Information provided:
-------

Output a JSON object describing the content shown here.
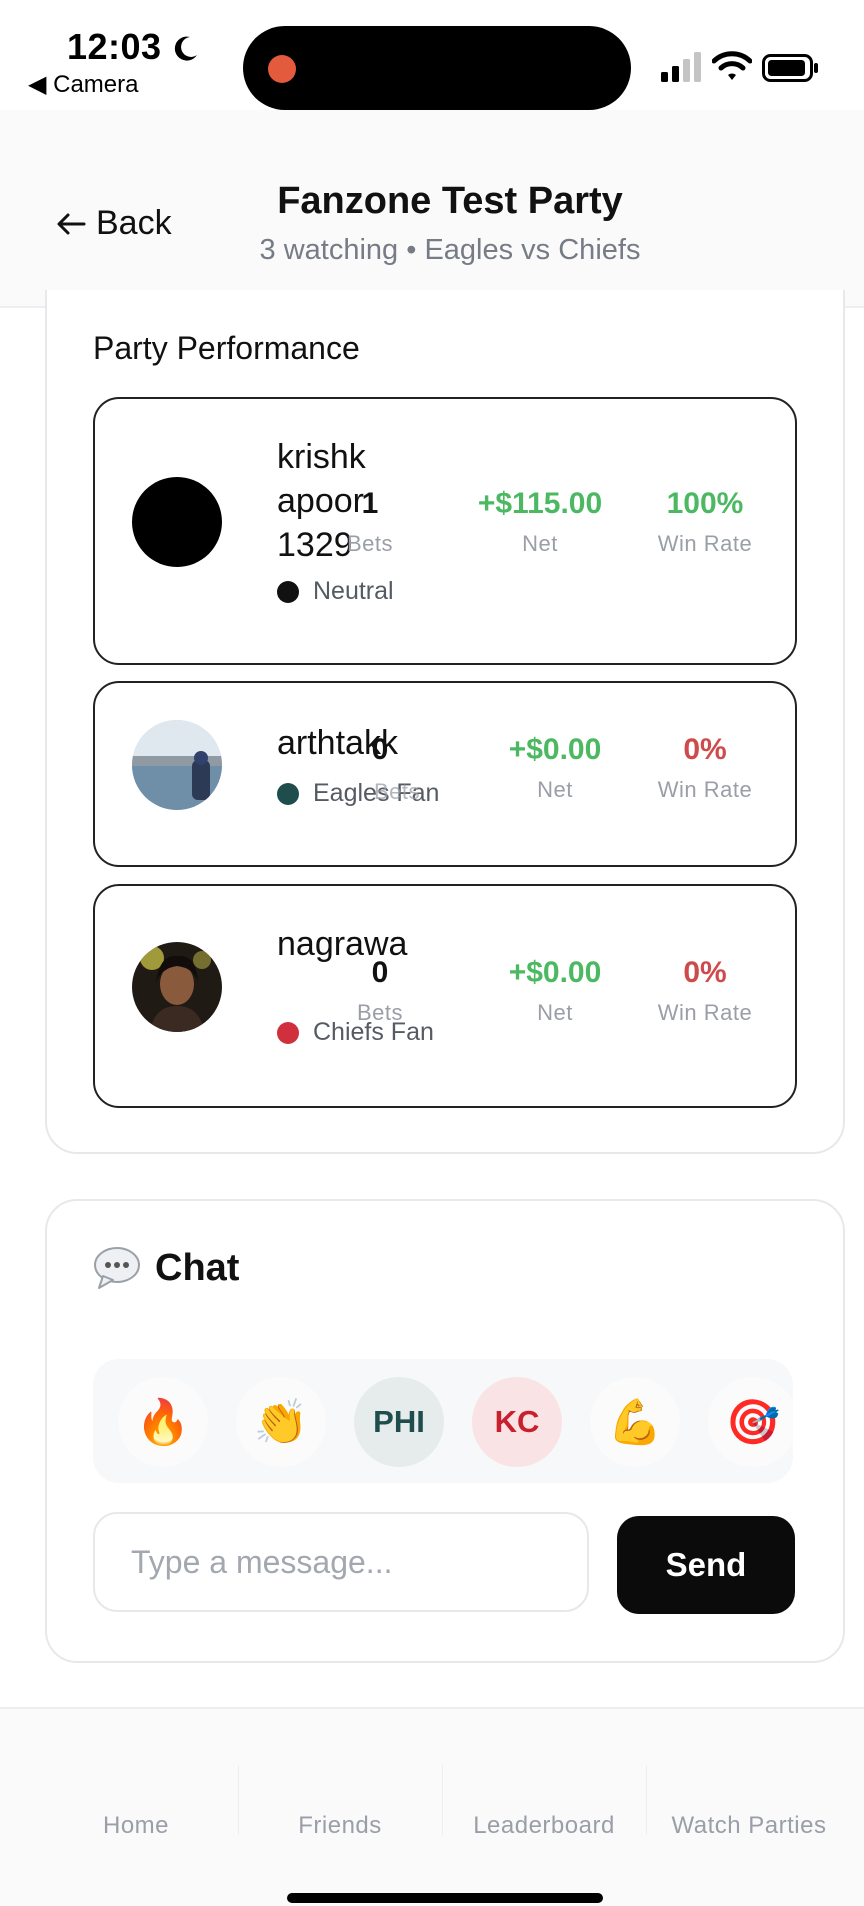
{
  "status_bar": {
    "time": "12:03",
    "back_app": "◀ Camera"
  },
  "header": {
    "back_label": "Back",
    "title": "Fanzone Test Party",
    "subtitle": "3 watching • Eagles vs Chiefs"
  },
  "performance": {
    "title": "Party Performance",
    "stat_labels": {
      "bets": "Bets",
      "net": "Net",
      "win_rate": "Win Rate"
    },
    "players": [
      {
        "name": "krishk\napoor\n1329",
        "tag": "Neutral",
        "tag_color": "#111111",
        "bets": "1",
        "net": "+$115.00",
        "win_rate": "100%"
      },
      {
        "name": "arthtakk",
        "tag": "Eagles Fan",
        "tag_color": "#1f4d4d",
        "bets": "0",
        "net": "+$0.00",
        "win_rate": "0%"
      },
      {
        "name": "nagrawa",
        "tag": "Chiefs Fan",
        "tag_color": "#d0303c",
        "bets": "0",
        "net": "+$0.00",
        "win_rate": "0%"
      }
    ]
  },
  "chat": {
    "title": "Chat",
    "icon": "speech-bubble-icon",
    "quick_reactions": [
      "🔥",
      "👏",
      "PHI",
      "KC",
      "💪",
      "🎯"
    ],
    "input_placeholder": "Type a message...",
    "send_label": "Send"
  },
  "bottom_nav": {
    "items": [
      "Home",
      "Friends",
      "Leaderboard",
      "Watch Parties"
    ]
  },
  "colors": {
    "positive": "#4cb962",
    "negative": "#cf4b4b",
    "eagles": "#1f4d4d",
    "chiefs": "#d0303c"
  }
}
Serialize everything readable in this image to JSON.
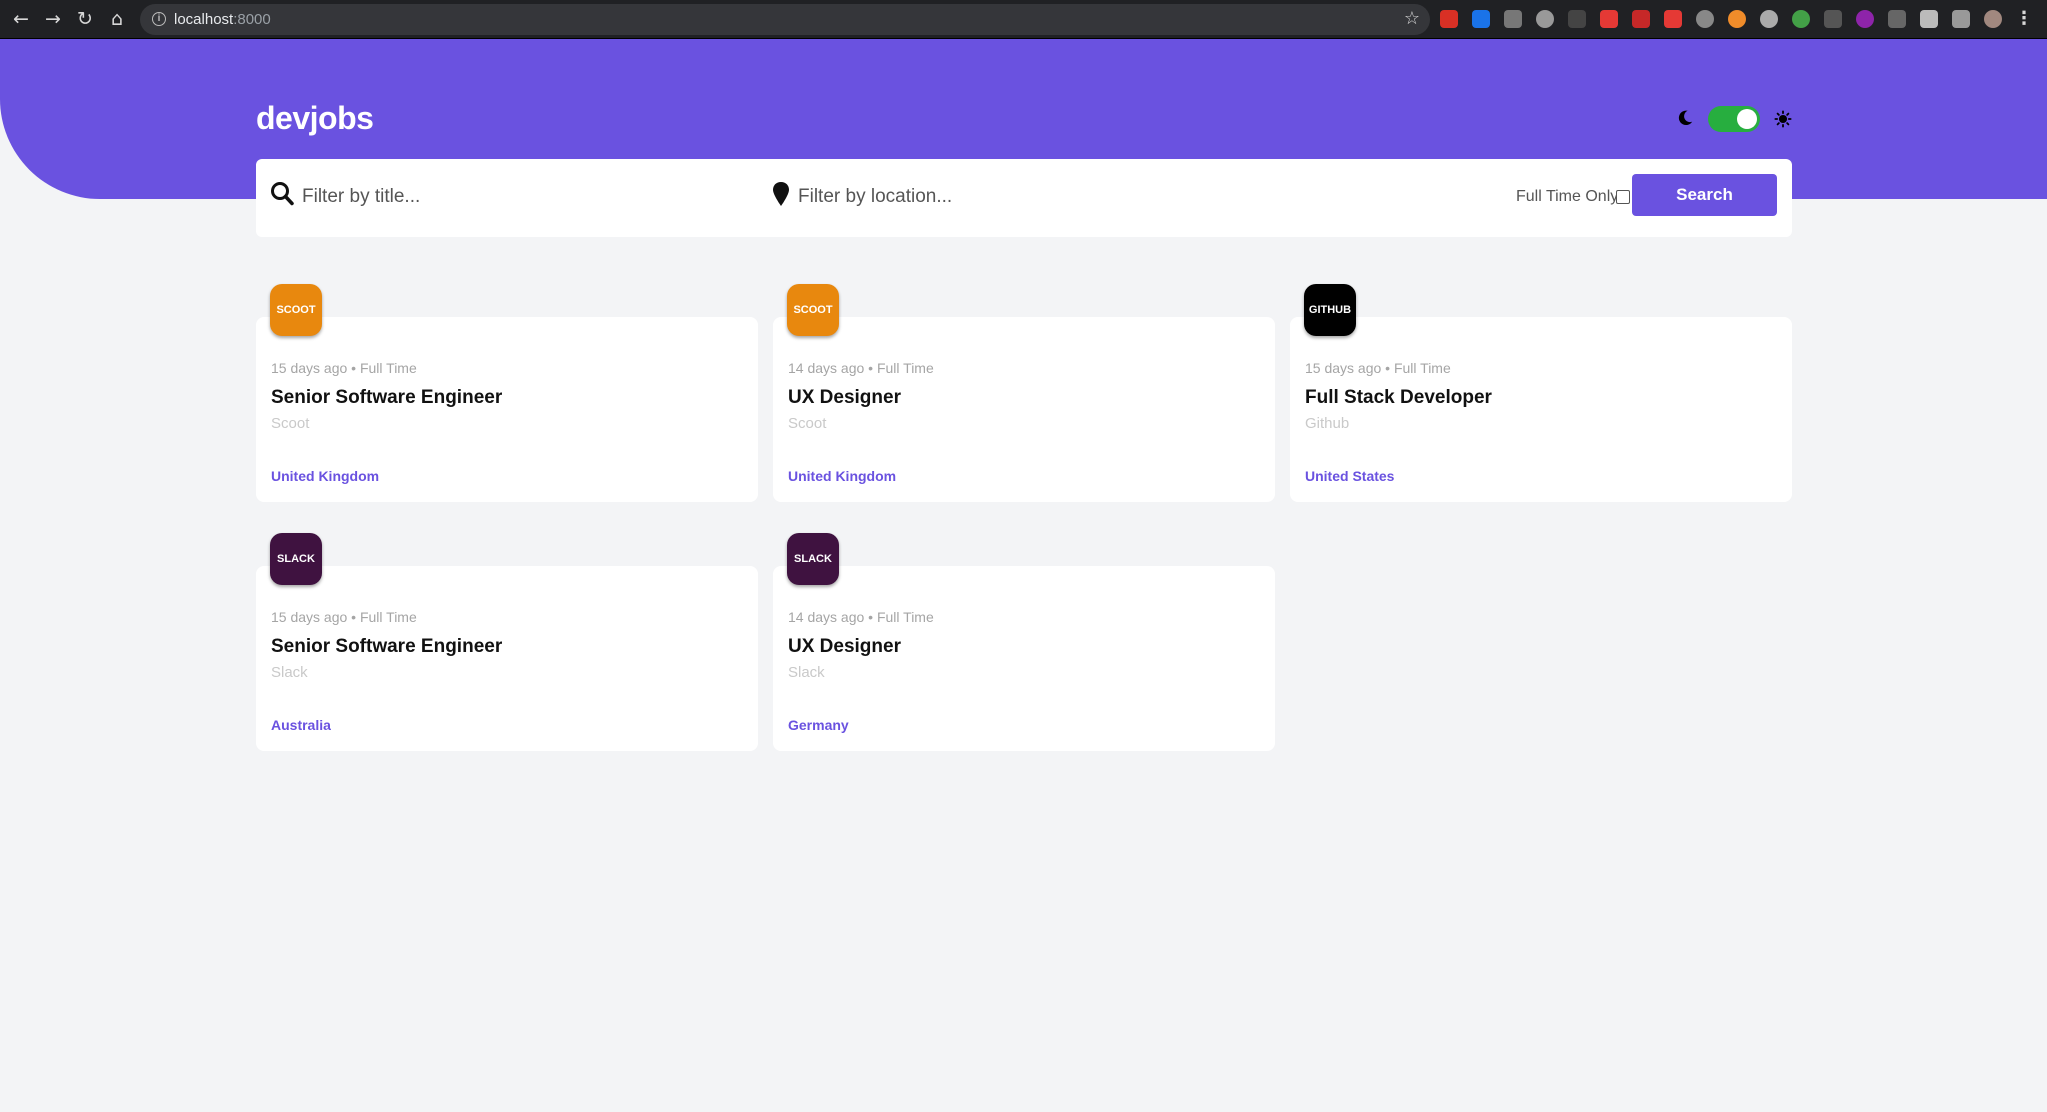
{
  "browser": {
    "url_host": "localhost",
    "url_port": ":8000"
  },
  "app": {
    "logo": "devjobs",
    "brand_color": "#6a52e0",
    "toggle_color": "#27ae3f",
    "theme_toggle_state": "on"
  },
  "filters": {
    "title_placeholder": "Filter by title...",
    "location_placeholder": "Filter by location...",
    "fulltime_label": "Full Time Only",
    "fulltime_checked": false,
    "search_label": "Search"
  },
  "jobs": [
    {
      "logo_text": "SCOOT",
      "logo_color": "#e8880e",
      "meta": "15 days ago • Full Time",
      "title": "Senior Software Engineer",
      "company": "Scoot",
      "location": "United Kingdom"
    },
    {
      "logo_text": "SCOOT",
      "logo_color": "#e8880e",
      "meta": "14 days ago • Full Time",
      "title": "UX Designer",
      "company": "Scoot",
      "location": "United Kingdom"
    },
    {
      "logo_text": "GITHUB",
      "logo_color": "#000000",
      "meta": "15 days ago • Full Time",
      "title": "Full Stack Developer",
      "company": "Github",
      "location": "United States"
    },
    {
      "logo_text": "SLACK",
      "logo_color": "#3f1240",
      "meta": "15 days ago • Full Time",
      "title": "Senior Software Engineer",
      "company": "Slack",
      "location": "Australia"
    },
    {
      "logo_text": "SLACK",
      "logo_color": "#3f1240",
      "meta": "14 days ago • Full Time",
      "title": "UX Designer",
      "company": "Slack",
      "location": "Germany"
    }
  ]
}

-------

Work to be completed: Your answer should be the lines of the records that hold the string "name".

Response:
        "name": "krishk\napoor\n1329",
        "name": "arthtakk",
        "name": "nagrawa",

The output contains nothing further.